Of course, no one can just snap their fingers and give that to me. But there is something small each of you can do to plant some seeds for it, and I'm going to go ahead and be a noodge and ask you forRead more...
This is one of a long line of common phrases in sex education and sexuality messaging people, including people I think of us allies, use that I deeply dislike, like "preventing teen pregnancy." Let me explain why, working backwards.
In some respect, that's fine. Now, not everyone needs contraception, either because they don't have a partner with a radically different reproductive system than them or they're not having the kinds of sex that can create a pregnancy, so that doesn't always make sense. But for people choosing to have any kind of sex, we're 100% on board with the sentiment that all of us -- no matter our age -- should be engaging in sexual practices supportive of safeguarding everyone's best health, and in alignment with whether we do or don't wantRead more...
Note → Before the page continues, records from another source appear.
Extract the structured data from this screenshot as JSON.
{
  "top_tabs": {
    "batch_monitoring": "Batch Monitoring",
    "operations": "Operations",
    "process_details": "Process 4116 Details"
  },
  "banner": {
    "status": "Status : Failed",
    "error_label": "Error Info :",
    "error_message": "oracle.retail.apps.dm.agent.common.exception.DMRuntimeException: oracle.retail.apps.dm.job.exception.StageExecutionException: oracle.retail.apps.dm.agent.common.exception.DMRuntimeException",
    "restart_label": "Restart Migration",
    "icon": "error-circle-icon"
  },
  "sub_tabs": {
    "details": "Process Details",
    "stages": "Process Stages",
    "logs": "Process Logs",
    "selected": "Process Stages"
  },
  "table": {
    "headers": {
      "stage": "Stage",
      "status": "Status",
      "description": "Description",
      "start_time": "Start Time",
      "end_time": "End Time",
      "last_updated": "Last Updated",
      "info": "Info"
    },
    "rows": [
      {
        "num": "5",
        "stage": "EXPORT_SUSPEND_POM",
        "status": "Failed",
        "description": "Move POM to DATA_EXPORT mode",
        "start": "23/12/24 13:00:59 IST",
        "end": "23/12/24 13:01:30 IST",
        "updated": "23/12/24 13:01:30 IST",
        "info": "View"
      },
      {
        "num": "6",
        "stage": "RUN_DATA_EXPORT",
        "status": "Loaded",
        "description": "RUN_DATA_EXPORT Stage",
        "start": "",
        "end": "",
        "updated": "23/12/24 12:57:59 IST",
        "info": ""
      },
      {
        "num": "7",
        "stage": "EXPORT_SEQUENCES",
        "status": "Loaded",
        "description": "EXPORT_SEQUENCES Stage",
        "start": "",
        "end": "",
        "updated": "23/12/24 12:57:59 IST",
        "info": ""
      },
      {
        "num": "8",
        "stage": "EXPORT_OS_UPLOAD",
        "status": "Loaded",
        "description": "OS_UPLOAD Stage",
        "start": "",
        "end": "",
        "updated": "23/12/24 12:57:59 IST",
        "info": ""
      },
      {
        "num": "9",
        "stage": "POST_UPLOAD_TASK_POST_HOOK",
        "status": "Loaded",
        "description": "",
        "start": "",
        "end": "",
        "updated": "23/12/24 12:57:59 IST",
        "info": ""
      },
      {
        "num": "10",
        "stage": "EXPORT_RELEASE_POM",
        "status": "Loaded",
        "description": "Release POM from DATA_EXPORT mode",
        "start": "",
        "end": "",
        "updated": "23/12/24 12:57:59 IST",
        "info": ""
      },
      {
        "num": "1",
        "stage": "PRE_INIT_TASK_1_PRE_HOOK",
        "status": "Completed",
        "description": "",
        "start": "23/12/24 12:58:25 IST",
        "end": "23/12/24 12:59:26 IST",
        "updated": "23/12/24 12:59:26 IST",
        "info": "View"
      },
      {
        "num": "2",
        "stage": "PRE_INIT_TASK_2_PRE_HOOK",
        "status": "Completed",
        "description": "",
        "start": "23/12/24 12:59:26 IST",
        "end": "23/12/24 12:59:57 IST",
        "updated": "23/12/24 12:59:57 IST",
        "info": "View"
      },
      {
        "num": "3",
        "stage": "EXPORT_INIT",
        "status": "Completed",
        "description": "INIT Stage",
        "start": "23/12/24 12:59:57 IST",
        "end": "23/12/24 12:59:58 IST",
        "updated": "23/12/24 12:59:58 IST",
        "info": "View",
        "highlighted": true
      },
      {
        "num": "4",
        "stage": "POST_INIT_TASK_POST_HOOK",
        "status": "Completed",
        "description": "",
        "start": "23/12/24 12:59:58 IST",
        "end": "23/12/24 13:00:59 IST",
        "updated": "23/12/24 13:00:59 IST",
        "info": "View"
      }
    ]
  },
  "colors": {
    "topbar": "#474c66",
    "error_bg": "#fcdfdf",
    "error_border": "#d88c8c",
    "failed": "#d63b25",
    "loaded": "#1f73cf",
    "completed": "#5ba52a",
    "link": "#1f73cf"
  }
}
Originally written for The Guardian, condensed version can be seen there.
In 2008, over 5,000 UK women under the age of 20 had an abortion that was not their first. As was made clear by the alarmist headlines following the publication of those numbers, this is a big concern for the public.
A woman’s reproductive life often spans 30+ years. Around 1/2 of all pregnancies in the US and UK are unplanned. Contraception isn’t used or used properly. It fails sometimes even in perfect use. Female fertility peaks between the ages of 19 and 24: the reason we tend to see the most abortions (and pregnancies) in that group is because it is the most fertile group having the most sex. (Piccinino, LJ, Mosher, WD. Trends in contraceptive method use in the United States: 1982-1994. 1998. Family Planning Perspectives. Vol. 30(1): 4-10 & 6, Table 1) The UK teen pregnancy rate is the highest in Western Europe: six times higher than the Netherlands, nearly three times higher than France and more than twiceRead more...